GIVEN ENTRIES:
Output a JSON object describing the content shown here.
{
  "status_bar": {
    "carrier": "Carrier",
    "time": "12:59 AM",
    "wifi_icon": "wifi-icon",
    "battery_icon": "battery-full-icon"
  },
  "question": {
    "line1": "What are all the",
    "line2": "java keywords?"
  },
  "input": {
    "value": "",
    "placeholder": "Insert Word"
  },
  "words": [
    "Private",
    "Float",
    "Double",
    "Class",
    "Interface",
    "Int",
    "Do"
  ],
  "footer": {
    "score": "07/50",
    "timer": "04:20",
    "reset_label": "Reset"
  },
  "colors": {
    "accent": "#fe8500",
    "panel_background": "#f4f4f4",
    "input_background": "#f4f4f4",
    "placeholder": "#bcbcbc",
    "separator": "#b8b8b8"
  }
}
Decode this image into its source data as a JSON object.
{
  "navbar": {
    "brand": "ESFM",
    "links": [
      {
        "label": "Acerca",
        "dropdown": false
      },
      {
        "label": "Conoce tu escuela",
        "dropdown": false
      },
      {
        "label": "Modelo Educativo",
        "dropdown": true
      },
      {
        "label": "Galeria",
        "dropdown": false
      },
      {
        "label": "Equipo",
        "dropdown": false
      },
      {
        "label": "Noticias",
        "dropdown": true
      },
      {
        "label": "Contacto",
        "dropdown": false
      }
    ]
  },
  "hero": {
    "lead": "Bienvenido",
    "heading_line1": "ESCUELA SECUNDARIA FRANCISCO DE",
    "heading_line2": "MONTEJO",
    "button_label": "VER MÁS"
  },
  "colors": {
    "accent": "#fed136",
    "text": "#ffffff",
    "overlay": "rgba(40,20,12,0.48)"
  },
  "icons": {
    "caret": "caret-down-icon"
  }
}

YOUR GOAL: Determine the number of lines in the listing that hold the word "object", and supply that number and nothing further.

EXERCISE RESPONSE: 2